# [EXERCISE BRIEF]
Give back each entry exactly as written, apart from the pictures.

(GIVEN RECORDS Opens)

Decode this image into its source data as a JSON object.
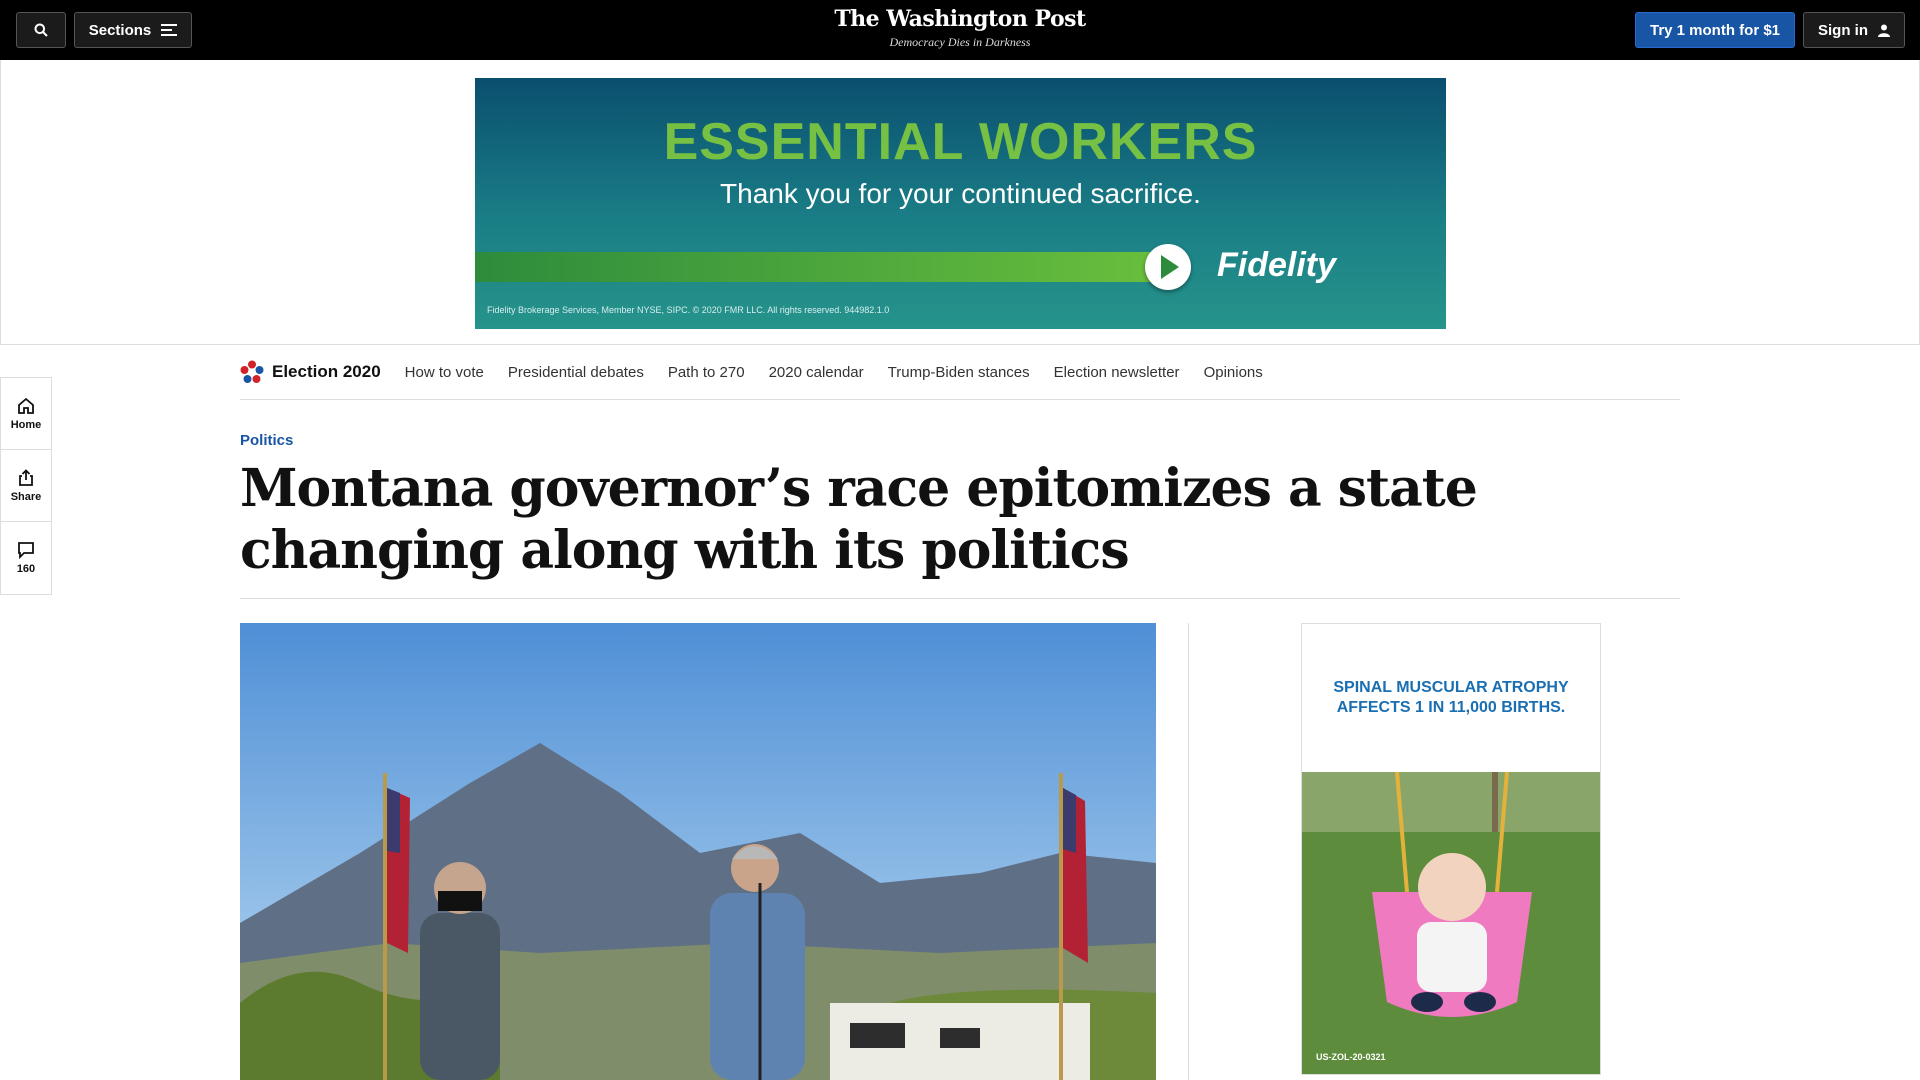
{
  "topbar": {
    "sections_label": "Sections",
    "logo": "The Washington Post",
    "tagline": "Democracy Dies in Darkness",
    "try_label": "Try 1 month for $1",
    "signin_label": "Sign in"
  },
  "top_ad": {
    "headline": "ESSENTIAL WORKERS",
    "subline": "Thank you for your continued sacrifice.",
    "brand": "Fidelity",
    "fine_print": "Fidelity Brokerage Services, Member NYSE, SIPC. © 2020 FMR LLC. All rights reserved. 944982.1.0"
  },
  "election_nav": {
    "title": "Election 2020",
    "links": [
      "How to vote",
      "Presidential debates",
      "Path to 270",
      "2020 calendar",
      "Trump-Biden stances",
      "Election newsletter",
      "Opinions"
    ]
  },
  "rail": {
    "home_label": "Home",
    "share_label": "Share",
    "comments_count": "160"
  },
  "article": {
    "kicker": "Politics",
    "headline": "Montana governor’s race epitomizes a state changing along with its politics"
  },
  "side_ad": {
    "text": "SPINAL MUSCULAR ATROPHY AFFECTS 1 IN 11,000 BIRTHS.",
    "code": "US-ZOL-20-0321"
  },
  "colors": {
    "topbar_bg": "#000000",
    "accent_blue": "#1955a5",
    "ad_green": "#76c043"
  }
}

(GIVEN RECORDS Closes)

# [SOLUTION TO THE PROBLEM]
Decode this image into its source data as a JSON object.
{
  "topbar": {
    "sections_label": "Sections",
    "logo": "The Washington Post",
    "tagline": "Democracy Dies in Darkness",
    "try_label": "Try 1 month for $1",
    "signin_label": "Sign in"
  },
  "top_ad": {
    "headline": "ESSENTIAL WORKERS",
    "subline": "Thank you for your continued sacrifice.",
    "brand": "Fidelity",
    "fine_print": "Fidelity Brokerage Services, Member NYSE, SIPC. © 2020 FMR LLC. All rights reserved. 944982.1.0"
  },
  "election_nav": {
    "title": "Election 2020",
    "links": [
      "How to vote",
      "Presidential debates",
      "Path to 270",
      "2020 calendar",
      "Trump-Biden stances",
      "Election newsletter",
      "Opinions"
    ]
  },
  "rail": {
    "home_label": "Home",
    "share_label": "Share",
    "comments_count": "160"
  },
  "article": {
    "kicker": "Politics",
    "headline": "Montana governor’s race epitomizes a state changing along with its politics"
  },
  "side_ad": {
    "text": "SPINAL MUSCULAR ATROPHY AFFECTS 1 IN 11,000 BIRTHS.",
    "code": "US-ZOL-20-0321"
  },
  "colors": {
    "topbar_bg": "#000000",
    "accent_blue": "#1955a5",
    "ad_green": "#76c043"
  }
}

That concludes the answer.